    The real major reason why more women aren’t in video game development is not this.

  • Anonymous

     I never said family is the most important thing to women. The least interesting thing a person can do in their life, in my personal opinion, is have and raise children. Zero interest from me. But I’m not so deluded by my own opinion of having a family to think that it isn’t something important, or at least pleasant sounding to many women. And I never said a woman with a career is a bad woman. Thank you for assuming so many negative things about my opinion though.

    What I AM saying is that 60+ hour workweeks mean you can’t spend any time with family, and if you’re going to have a family there’s most likely a rather high chance you’re going to want to spend some time with them. Moreover, I’m not even using having a family as an excuse for why women aren’t working on video games. I think it’s terrible that ANY person, male or female, should have to work 60+ hours a week at their job. That makes it hard for anyone to have a life outside of work, and I think it’s something that really needs to be dealt with to benefit all game developers as a whole.

  • Anonymous

    Sorry, but you started off your post the “major reason why WOMEN don’t …” and the topic at hand is about the lack of women in the industry. Therefore, I assumed that you were making a commentary specifically about why women would not want to be in the video game industry. You really didn’t make it clear you were talking about all genders, and even if you were, it’s still not relevant to this conversation. If it’s true that you believe that there are equal amounts of men and women who are willing to not give two squats about their social life and want to work in the game industry, what exactly does your observation contribute here?

  • Addie/Annie D

    I’m currently studying a cert II in media and while I may be the only girl in that class, there are plenty of girls who are slowly entering the industry such as EA & others.

    It just takes time before you notice changes like this happen. 

  • Brooke Stenz

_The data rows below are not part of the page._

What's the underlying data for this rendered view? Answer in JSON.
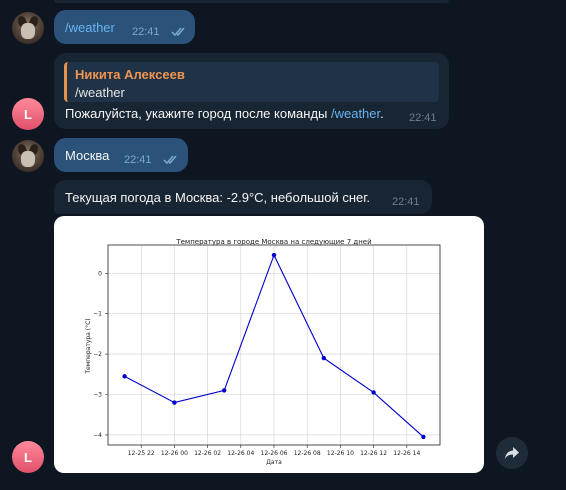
{
  "messages": {
    "m1": {
      "text": "/weather",
      "time": "22:41"
    },
    "m2": {
      "reply_name": "Никита Алексеев",
      "reply_text": "/weather",
      "text_before": "Пожалуйста, укажите город после команды ",
      "text_link": "/weather",
      "text_after": ".",
      "time": "22:41"
    },
    "m3": {
      "text": "Москва",
      "time": "22:41"
    },
    "m4": {
      "text": "Текущая погода в Москва: -2.9°C, небольшой снег.",
      "time": "22:41"
    }
  },
  "avatars": {
    "bot_letter": "L"
  },
  "colors": {
    "accent_link": "#6ab3f3",
    "reply_name": "#f0954e",
    "line": "#0000cd"
  },
  "icons": {
    "read_ticks": "double-check-icon",
    "share": "share-arrow-icon"
  },
  "chart_data": {
    "type": "line",
    "title": "Температура в городе Москва на следующие 7 дней",
    "xlabel": "Дата",
    "ylabel": "Температура (°C)",
    "x_tick_labels": [
      "12-25 22",
      "12-26 00",
      "12-26 02",
      "12-26 04",
      "12-26 06",
      "12-26 08",
      "12-26 10",
      "12-26 12",
      "12-26 14"
    ],
    "y_tick_labels": [
      "0",
      "−1",
      "−2",
      "−3",
      "−4"
    ],
    "grid": true,
    "series": [
      {
        "x": [
          "12-25 21",
          "12-26 00",
          "12-26 03",
          "12-26 06",
          "12-26 09",
          "12-26 12",
          "12-26 15"
        ],
        "values": [
          -2.55,
          -3.2,
          -2.9,
          0.45,
          -2.1,
          -2.95,
          -4.05
        ]
      }
    ],
    "x_hours": [
      21,
      24,
      27,
      30,
      33,
      36,
      39
    ],
    "xlim_hours": [
      20,
      40
    ],
    "ylim": [
      -4.25,
      0.7
    ]
  }
}
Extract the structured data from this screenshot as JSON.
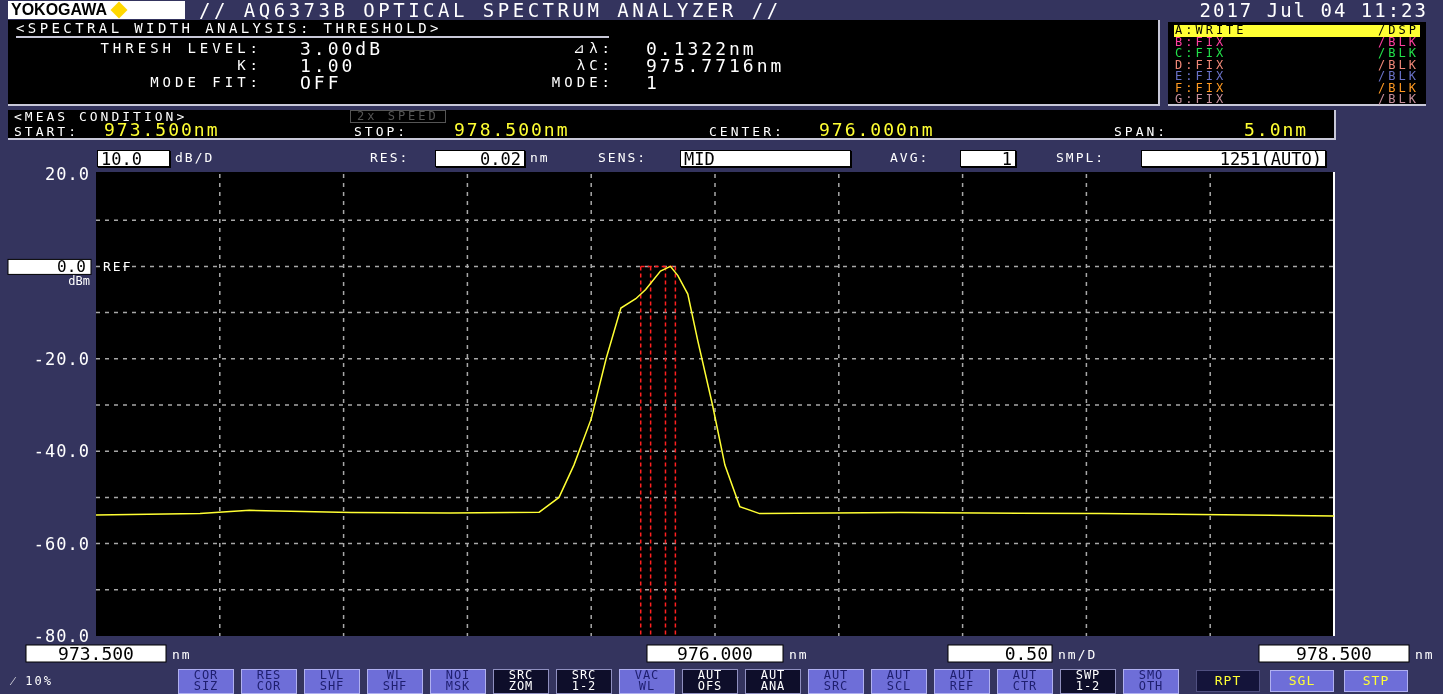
{
  "header": {
    "logo": "YOKOGAWA",
    "title": "// AQ6373B OPTICAL SPECTRUM ANALYZER //",
    "datetime": "2017 Jul 04 11:23"
  },
  "analysis": {
    "title": "<SPECTRAL WIDTH ANALYSIS: THRESHOLD>",
    "left": [
      {
        "label": "THRESH LEVEL:",
        "value": "3.00dB"
      },
      {
        "label": "K:",
        "value": "1.00"
      },
      {
        "label": "MODE FIT:",
        "value": "OFF"
      }
    ],
    "right": [
      {
        "label": "⊿λ:",
        "value": "0.1322nm"
      },
      {
        "label": "λC:",
        "value": "975.7716nm"
      },
      {
        "label": "MODE:",
        "value": "1"
      }
    ]
  },
  "traces": [
    {
      "name": "A:WRITE",
      "mode": "/DSP",
      "color": "#ffff33",
      "selected": true
    },
    {
      "name": "B:FIX",
      "mode": "/BLK",
      "color": "#ff3fa0",
      "selected": false
    },
    {
      "name": "C:FIX",
      "mode": "/BLK",
      "color": "#22e04a",
      "selected": false
    },
    {
      "name": "D:FIX",
      "mode": "/BLK",
      "color": "#f08878",
      "selected": false
    },
    {
      "name": "E:FIX",
      "mode": "/BLK",
      "color": "#6a72c8",
      "selected": false
    },
    {
      "name": "F:FIX",
      "mode": "/BLK",
      "color": "#ff9a22",
      "selected": false
    },
    {
      "name": "G:FIX",
      "mode": "/BLK",
      "color": "#c8909c",
      "selected": false
    }
  ],
  "meas_condition": {
    "title": "<MEAS CONDITION>",
    "speed": {
      "label": "2x SPEED",
      "disabled": true
    },
    "items": [
      {
        "label": "START:",
        "value": "973.500nm"
      },
      {
        "label": "STOP:",
        "value": "978.500nm"
      },
      {
        "label": "CENTER:",
        "value": "976.000nm"
      },
      {
        "label": "SPAN:",
        "value": "5.0nm"
      }
    ]
  },
  "settings": {
    "scale": {
      "value": "10.0",
      "unit": "dB/D"
    },
    "res": {
      "label": "RES:",
      "value": "0.02",
      "unit": "nm"
    },
    "sens": {
      "label": "SENS:",
      "value": "MID"
    },
    "avg": {
      "label": "AVG:",
      "value": "1"
    },
    "smpl": {
      "label": "SMPL:",
      "value": "1251(AUTO)"
    }
  },
  "ref": {
    "value": "0.0",
    "label": "REF",
    "unit": "dBm"
  },
  "chart_data": {
    "type": "line",
    "xlim": [
      973.5,
      978.5
    ],
    "ylim": [
      -80,
      20
    ],
    "xticks": [
      {
        "value": 973.5,
        "label": "973.500"
      },
      {
        "value": 976,
        "label": "976.000"
      },
      {
        "value": 978.5,
        "label": "978.500"
      }
    ],
    "yticks": [
      {
        "value": 20,
        "label": "20.0"
      },
      {
        "value": -20,
        "label": "-20.0"
      },
      {
        "value": -40,
        "label": "-40.0"
      },
      {
        "value": -60,
        "label": "-60.0"
      },
      {
        "value": -80,
        "label": "-80.0"
      }
    ],
    "x": [
      973.5,
      973.92,
      974.12,
      974.53,
      974.93,
      975.29,
      975.37,
      975.43,
      975.5,
      975.56,
      975.62,
      975.68,
      975.72,
      975.78,
      975.82,
      975.85,
      975.89,
      975.93,
      975.99,
      976.04,
      976.1,
      976.18,
      976.75,
      977.56,
      978.5
    ],
    "series": [
      {
        "color": "#ffff33",
        "values": [
          -53.8,
          -53.5,
          -52.8,
          -53.3,
          -53.4,
          -53.2,
          -50,
          -43,
          -33,
          -20,
          -9,
          -7,
          -5,
          -1,
          0,
          -2,
          -6,
          -16,
          -30,
          -43,
          -52,
          -53.5,
          -53.3,
          -53.5,
          -54
        ]
      }
    ],
    "grid": true,
    "ref_lines": [
      {
        "axis": "x",
        "value": 975.7,
        "color": "#ff2020"
      },
      {
        "axis": "x",
        "value": 975.74,
        "color": "#ff2020"
      },
      {
        "axis": "x",
        "value": 975.8,
        "color": "#ff2020"
      },
      {
        "axis": "x",
        "value": 975.84,
        "color": "#ff2020"
      }
    ]
  },
  "x_scale": {
    "tick_units": [
      "nm",
      "nm",
      "nm"
    ],
    "per_div": "0.50",
    "per_div_unit": "nm/D"
  },
  "status": "⁄ 10%",
  "softkeys": [
    {
      "top": "COR",
      "bottom": "SIZ",
      "on": false
    },
    {
      "top": "RES",
      "bottom": "COR",
      "on": false
    },
    {
      "top": "LVL",
      "bottom": "SHF",
      "on": false
    },
    {
      "top": "WL",
      "bottom": "SHF",
      "on": false
    },
    {
      "top": "NOI",
      "bottom": "MSK",
      "on": false
    },
    {
      "top": "SRC",
      "bottom": "ZOM",
      "on": true
    },
    {
      "top": "SRC",
      "bottom": "1-2",
      "on": true
    },
    {
      "top": "VAC",
      "bottom": "WL",
      "on": false
    },
    {
      "top": "AUT",
      "bottom": "OFS",
      "on": true
    },
    {
      "top": "AUT",
      "bottom": "ANA",
      "on": true
    },
    {
      "top": "AUT",
      "bottom": "SRC",
      "on": false
    },
    {
      "top": "AUT",
      "bottom": "SCL",
      "on": false
    },
    {
      "top": "AUT",
      "bottom": "REF",
      "on": false
    },
    {
      "top": "AUT",
      "bottom": "CTR",
      "on": false
    },
    {
      "top": "SWP",
      "bottom": "1-2",
      "on": true
    },
    {
      "top": "SMO",
      "bottom": "OTH",
      "on": false
    }
  ],
  "sweep_keys": [
    {
      "label": "RPT",
      "on": true
    },
    {
      "label": "SGL",
      "on": false
    },
    {
      "label": "STP",
      "on": false
    }
  ]
}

    ok i have a lot to say about this, i am a 23 year old female and have been playing since i can remember, and i play EVERYTHING! I got into school for game design but the $ wasn’t there and i would’ve loved the experience because life as a female gamer itself is interesting. Now, I think it is a good idea to reach out to different age groups and the interests of some females. And an all female NHL game would be awesome! But i don’t think anyone wants to see every conversion from what would be a “boys” game to a “girls” game. I don’t think computer science classes while kids are younger would really help though. Especially if it’s required. They look at classes as if they NEED to take them and can’t enjoy them, electives on the other hand are always enjoyable. From personal experience video games have never been the cool thing expecially for a girl. I can’t turn on call of duty (or any online game that involves joining a party) without hearing ”oh shit, there’s a girl in our party. Now we’re going to lose.” or something to that extent. Ive gotten made fun of all my life for gaming..and I have two younger sisters (15 and 10) that won’t admit that they play because they don’t want to get teased. Now I think sims is so popular among girls because you can create your character, basically how you want to look. Things that young girls are thinking about, makeup, hair, etc. Where there is the handful that want to play MMOs and first person shooters. I give props to EA for wanting to expand their female workforce and female customer database because I BELIEVE STRONGLY IN GIRLS FOR GAMING!!

  • John Cover

    I’ve been studying Math and Computer Science for 5 years now in 3 different states, and I can say that while they still constitute a minority, there appears to be a steady increase in women attending my classes.

    On a side note, is anyone familiar with the methods the ESA used in their study referenced here regarding the demographics of the game industry? Those percentages are shocking to me.